Plant Secret Lust Coneflowers To Attract Birds (But There's Another Big Benefit)

Secret lust coneflowers (Echinacea "Secret Lust") are fragrant, double-flowering perennials belonging to the Asteraceae family. Native to central or eastern North America, the flowers have a central pom-pom of red-orange disc flowers surrounded by a light pink outer ray of petals. As with other Echinacea species, secret lust coneflowers are a favorite with birds. But that's not all: These hardy perennials are generally avoided by deer, making them a great option for gardens without fencing.

Secret lust coneflowers are happy in full sun to partial shade and grow well in a range of well-draining soil types. Suitable for zones 4a-9b, the flowers can bloom from spring through fall. Like other members of the Echinacea "Secret" series, these perennials can be grown as part of mixed borders, prairie plantings, wildflower meadows, and as container plants. While secret lust coneflowers attract birds to your yard, their double flowers may be less attractive to nectar-feeding insects such as bees.

Why do birds love secret lust coneflowers?

Our gardens provide an opportunity to observe a wide variety of birds. While specialized, nectar-rich flowers attract hummingbirds to your garden, it's the coneflower seeds that entice birds such as goldfinches and sparrows. Echinacea species produce an abundance of tiny seeds that these small songbirds love to eat. Food in the fall will support birds preparing for winter, whereas nourishment during spring will help birds feed their young.

After a plant has flowered it will begin to form seeds. Deadheading your garden's flowers can promote a second bloom for many flowering plants, including secret lust coneflowers. This practice works by preventing energy from being directed to seed production. However, when the coneflower flower heads are left in place, they provide a valuable food source for visiting birds. To find the perfect balance between abundant blooms and attracting songbirds, deadhead some — but not all — of your Echnicacea blooms through the growing season and leave others to form seeds. Come fall, allow all of your secret lust coneflowers to produce seed in time for the winter.

Companion flowers to deter deers

Growing secret lust coneflowers alongside other bird-attracting flowers is a great option to create a wildlife haven. And though cultivating plants in a garden frequented by deer can be challenging, there are several pollinator species that deer find unpalatable. When choosing companion plants for mixed arrangements, ensure the species share similar environmental and care needs. 

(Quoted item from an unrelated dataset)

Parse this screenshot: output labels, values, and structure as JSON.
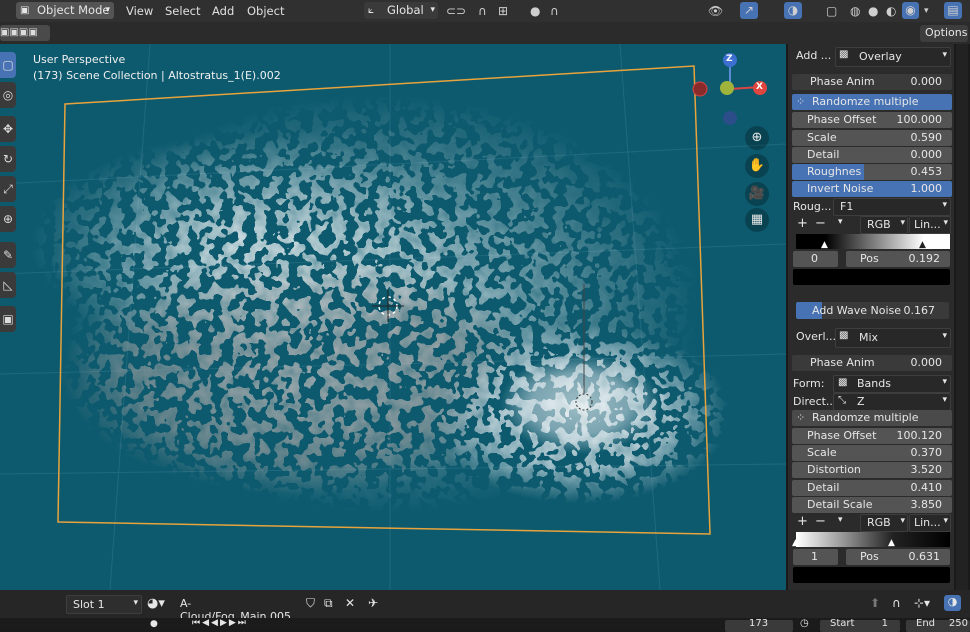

As for Echinacea species, they grow particularly well alongside other wildflowers. Penstemons, commonly known as beardtongues, are flowering perennials that hummingbirds can't get enough of. This plant bears nectar-rich blossoms from May through July and also produces seeds that attract songbirds. Black-eyed Susan (Rudbeckia hirta) is another wildflower that will entice goldfinches to your garden. Producing bright to golden yellow flowers during spring and summer, this member of the daisy family also attracts an array of pollinators. Lupines (Lupinus spp.) are another great companion plant for secret lust coneflowers. In bloom from June to August, they provide nectar to hummingbirds and seeds for some game birds.

Of course, animal resistance is never a given. "As far as being rabbit and deer resistant, it's going to vary from population to population," said Chuck Pavilich, director of new product development at TERRA NOVA Nurseries, Inc., while speaking exclusively to House Digest. "Some deer and rabbits may browse them, and some will not."